Or could it be that participants believed this type of behaviour by men could cause more harm to recipients than women would cause. This belief is also echoed in the media and society, where the voices of male survivors of sexual assault by women are dismissed or belittled as the harm caused to them is often perceived to be less than that of a female victim. Women are sexually assaulted by men in far greater numbers than the number of men sexually assaulted by women.

In follow-up questions we posed after the study, several men indicated that the more attractive the woman engaging in the unacceptable behaviour was – attractive as perceived by the respondent making the judgement – the more acceptable the behaviour would be. No woman said anything similar of such behaviour by men.

Other research has previously found that men are welcoming of most sexual behaviour in nightlife settings. In relation to the rare instances of women groping men at nightclubs, men have said women cannot help themselves around a young attractive man and that they, the men, do not see the behaviour as a threat – more as a [self-esteem boost].

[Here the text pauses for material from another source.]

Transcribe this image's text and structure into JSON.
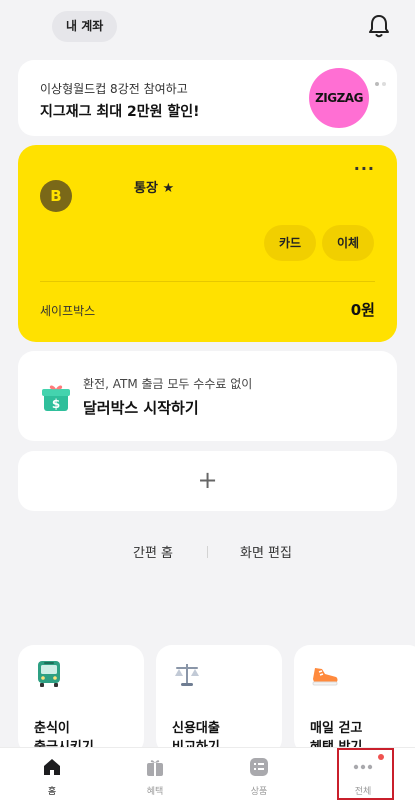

People think they must be more prudish than their peers

Participants in our study reported they often observe these four behaviours in nightlife settings. Why do they suppress their personal values in this setting and not in others?

Many young people wrongly think that most other people find the behaviours acceptable. Research shows it’s a common phenomenon for people to wrongly think they are more conservative than their peers. They therefore subjugate their personal values in nightlife settings because they think most other people find the behaviour acceptable.

Another reason is patrons find it difficult to identify whether the behaviour is consensual or not. The continuum of consensual sexual behaviour in nightlife settings extends much further than in most other public settings, such as workplaces or the street – that is, an act that would clearly be assault on the street might conceivably be mutually consented to by two people in a nightclub.

Some people go to nightlife settings to find sexual partners, and flirting and hook-up behaviours often occur. There can also be significant pressure on people, especially men, to find a sexual partner, which can lead to riskier and more aggressive sexual advances.

So what’s the solution?

Nightlife settings serve an important social function as a place where young people relax, socialise, develop their social identities and find sexual partners. Society should allow them that opportunity, but at the same time the nightclub should not necessarily be a place where personal values and integrity are left at the door.

One option is to educate young people about criminal behaviour – if they are willing to listen.
Shutterstock

The lock-out laws in some states are an overreaction by authorities to engineer change in these environments. But how can young people bring the right balance to what happens in nightlife settings?

One possible way forward is to use what we academics call “normative interventions”. Such interventions involve first letting young people know what the majority of them actually think, and that is that “grabbing, groping and grinding” in nightlife settings is wrong. Just because it seems like everyone is doing it, doesn’t make it OK.

The next step is to encourage patrons to speak up when such behaviours occur, whether they are the victim or a bystander. Research in other settings shows it’s possible to develop programs that encourage people who observe such behaviour to intervene, such as confronting the perpetrator or reporting the incident to authorities. In further research currently underway, we are looking more closely at the role of consent in nightclub conduct.The Conversation

Alfred Allan, Professor, Edith Cowan University; Aimee-Rose Wrightson-Hester, PhD Candidate, Edith Cowan University, and Maria Allan, Lecturer in Psychology, Edith Cowan University

This article is republished from The Conversation under a Creative Commons license. Read the original article.